The OPP has finished its investigation of Mr. Hossain, say sources to the National Post. Now it’s up to the government to decide whether or not to press them. And hey, maybe they will. But the fact that it took them this long to make up their minds about someone who doesn’t even try and cloak his racial hatred and calls for violence behind the flimsiest of euphemisms, when the rights tribunals will leap into the fray to adjudicate personal disputes amongst churchgoers, is even more depressing and vulgar than the worst e-mail Mr. Hossain has yet to send us.I won't quote Mr. Hossain's "worst e-mail"; you can read it in Gurney's comment, should you care to. Suffice it to say it makes the utterances dredged up by Ceej bloodhound Richard Warman sound meek and mild in comparison.
Update: In light of the above, the latest news from the "pro-active" Ontario "Human Rights" Commission seems particularly risible:
Toronto - The Ontario Human Rights Commission is launching Human Rights 101, the first in a series of eLearning modules on human rights. Developed with assistance from the New Media Studies Program at the University of Toronto Scarborough and input from community stakeholders, Human Rights 101 users will be able to learn about human rights information from anywhere they have internet access. Created to be accessible to a wide range of users, students, office or factory workers, employers or those new to Canada will be able to get information on human rights history, principles, legislation and policies at the click of a button any time of the day.

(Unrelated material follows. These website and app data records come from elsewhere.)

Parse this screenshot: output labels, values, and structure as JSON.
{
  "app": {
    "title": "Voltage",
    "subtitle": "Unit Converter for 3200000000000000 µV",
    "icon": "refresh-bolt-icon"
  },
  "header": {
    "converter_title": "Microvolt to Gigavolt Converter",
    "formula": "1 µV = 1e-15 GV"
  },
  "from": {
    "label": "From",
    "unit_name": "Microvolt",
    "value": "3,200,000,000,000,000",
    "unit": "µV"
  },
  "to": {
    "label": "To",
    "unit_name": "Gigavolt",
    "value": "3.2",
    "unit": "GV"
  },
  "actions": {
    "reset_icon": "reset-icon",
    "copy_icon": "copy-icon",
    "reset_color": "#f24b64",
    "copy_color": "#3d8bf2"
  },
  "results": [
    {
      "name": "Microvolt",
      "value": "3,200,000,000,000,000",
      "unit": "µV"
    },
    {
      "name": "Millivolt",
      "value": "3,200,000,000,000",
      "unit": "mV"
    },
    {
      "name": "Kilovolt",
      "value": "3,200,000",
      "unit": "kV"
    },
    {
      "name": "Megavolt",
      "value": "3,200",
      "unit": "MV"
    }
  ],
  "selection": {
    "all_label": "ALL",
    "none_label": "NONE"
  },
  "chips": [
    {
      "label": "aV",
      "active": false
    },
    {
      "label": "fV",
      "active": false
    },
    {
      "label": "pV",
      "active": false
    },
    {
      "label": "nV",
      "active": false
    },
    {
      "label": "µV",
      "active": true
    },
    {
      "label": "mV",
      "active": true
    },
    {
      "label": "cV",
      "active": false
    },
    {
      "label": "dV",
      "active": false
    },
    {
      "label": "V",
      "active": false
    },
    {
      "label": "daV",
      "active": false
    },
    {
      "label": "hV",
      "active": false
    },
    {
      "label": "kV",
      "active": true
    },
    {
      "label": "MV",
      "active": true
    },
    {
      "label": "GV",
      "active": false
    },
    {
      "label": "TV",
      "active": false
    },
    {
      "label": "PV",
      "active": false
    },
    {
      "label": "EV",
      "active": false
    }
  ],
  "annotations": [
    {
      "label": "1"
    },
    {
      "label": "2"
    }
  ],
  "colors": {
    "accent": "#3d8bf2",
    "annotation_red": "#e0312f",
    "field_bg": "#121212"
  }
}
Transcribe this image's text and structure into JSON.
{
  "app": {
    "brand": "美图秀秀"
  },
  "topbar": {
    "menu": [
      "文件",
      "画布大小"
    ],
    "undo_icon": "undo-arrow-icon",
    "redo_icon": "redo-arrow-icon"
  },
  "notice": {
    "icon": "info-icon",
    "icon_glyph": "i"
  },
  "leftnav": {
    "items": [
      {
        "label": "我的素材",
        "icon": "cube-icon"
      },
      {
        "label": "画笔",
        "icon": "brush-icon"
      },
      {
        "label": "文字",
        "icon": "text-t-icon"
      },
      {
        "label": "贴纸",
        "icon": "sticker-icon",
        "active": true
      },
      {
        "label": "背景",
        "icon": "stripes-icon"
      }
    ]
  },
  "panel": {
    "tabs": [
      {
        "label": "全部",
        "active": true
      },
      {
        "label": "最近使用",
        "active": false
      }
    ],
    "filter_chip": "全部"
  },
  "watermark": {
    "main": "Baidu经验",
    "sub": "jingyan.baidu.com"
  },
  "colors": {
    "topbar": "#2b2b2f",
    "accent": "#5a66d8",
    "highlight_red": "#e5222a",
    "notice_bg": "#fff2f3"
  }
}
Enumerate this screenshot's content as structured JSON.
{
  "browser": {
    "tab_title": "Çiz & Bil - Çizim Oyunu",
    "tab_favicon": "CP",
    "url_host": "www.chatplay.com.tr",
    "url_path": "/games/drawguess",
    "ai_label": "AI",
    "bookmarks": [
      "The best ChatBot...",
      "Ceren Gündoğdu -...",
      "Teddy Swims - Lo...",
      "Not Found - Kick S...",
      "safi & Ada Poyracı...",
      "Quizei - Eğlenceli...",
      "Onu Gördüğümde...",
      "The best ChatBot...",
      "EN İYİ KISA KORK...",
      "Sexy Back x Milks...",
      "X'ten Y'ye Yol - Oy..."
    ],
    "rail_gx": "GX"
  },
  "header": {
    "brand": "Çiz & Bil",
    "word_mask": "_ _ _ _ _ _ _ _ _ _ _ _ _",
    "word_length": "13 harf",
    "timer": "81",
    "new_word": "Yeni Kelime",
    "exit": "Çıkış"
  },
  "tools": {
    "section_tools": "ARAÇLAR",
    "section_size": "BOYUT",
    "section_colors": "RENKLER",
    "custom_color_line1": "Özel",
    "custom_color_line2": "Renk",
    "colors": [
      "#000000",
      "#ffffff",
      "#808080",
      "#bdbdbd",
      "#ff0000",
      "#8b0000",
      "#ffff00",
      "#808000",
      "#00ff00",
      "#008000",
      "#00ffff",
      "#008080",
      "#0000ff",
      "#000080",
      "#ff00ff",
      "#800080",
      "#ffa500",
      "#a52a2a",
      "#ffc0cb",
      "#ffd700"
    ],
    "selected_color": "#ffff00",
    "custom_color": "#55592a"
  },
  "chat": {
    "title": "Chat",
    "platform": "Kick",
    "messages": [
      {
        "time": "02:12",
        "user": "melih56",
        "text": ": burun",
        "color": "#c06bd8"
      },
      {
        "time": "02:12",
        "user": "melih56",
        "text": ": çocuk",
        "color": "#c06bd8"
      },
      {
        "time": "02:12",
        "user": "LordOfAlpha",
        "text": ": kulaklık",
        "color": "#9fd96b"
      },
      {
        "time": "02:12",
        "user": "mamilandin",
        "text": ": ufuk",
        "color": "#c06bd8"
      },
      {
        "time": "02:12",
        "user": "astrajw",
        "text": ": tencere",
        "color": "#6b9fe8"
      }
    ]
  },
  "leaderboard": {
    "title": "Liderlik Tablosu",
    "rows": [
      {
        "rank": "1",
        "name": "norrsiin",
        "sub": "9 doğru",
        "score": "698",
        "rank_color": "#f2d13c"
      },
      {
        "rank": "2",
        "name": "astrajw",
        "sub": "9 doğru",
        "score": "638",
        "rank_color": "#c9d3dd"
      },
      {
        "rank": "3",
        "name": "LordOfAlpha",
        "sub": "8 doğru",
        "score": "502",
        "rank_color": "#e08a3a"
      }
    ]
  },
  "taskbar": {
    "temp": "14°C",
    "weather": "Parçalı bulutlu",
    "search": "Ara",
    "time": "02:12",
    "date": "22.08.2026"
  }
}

“In today’s new world of technology, using a computer for communication and education has become part of our daily lives”, says Barbara Hall, Chief Commissioner of the Ontario Human Rights Commission. “I'm very excited to introduce this tool to help people across Ontario learn about human rights and how to take those written rights and make them lived rights.”The police know where Salman Hossain lives. Since they're obviously unprepared to charge him with anything, the least they can do is encourage him to, as rude as it sounds, click on to Barbara's module.
The eLearning module provides background to modern human rights, the Ontario Human Rights Code, Ontario’s human rights system and the Ontario Human Rights Commission’s Policies and Guidelines. After working through the various sections, users can also take a quiz at the end to see how much they have learned.
“This is experiential learning at its best,” says Professor Rick Halpern, Dean and Vice-Principal (Academic) at the University of Toronto Scarborough. “Our community partners tapped the creative thinking of young, enthusiastic minds, while the UTSC students broadened their academic understanding. Our students did hands-on work to bring learning to life in an e-platform, and at the same time, they enhanced their knowledge of human rights issues. When students see how their knowledge and skills can have a real impact in the world, they will learn how they can be a force for positive change in the careers they choose to follow.”
The launch takes place from 10:30 a.m. to noon on Tuesday, June 8th, in the Council Chamber Boardroom AA160 at the University of Toronto Scarborough, 1265 Military Trail, Scarborough. Speakers include: Barbara Hall, Chief Commissioner, OHRC, Leslie Chan, New Media Studies Program, UTSC, Shaheen Azmi, Director, OHRC, and Dora Nipp and Richard Fouchaux, OHRC.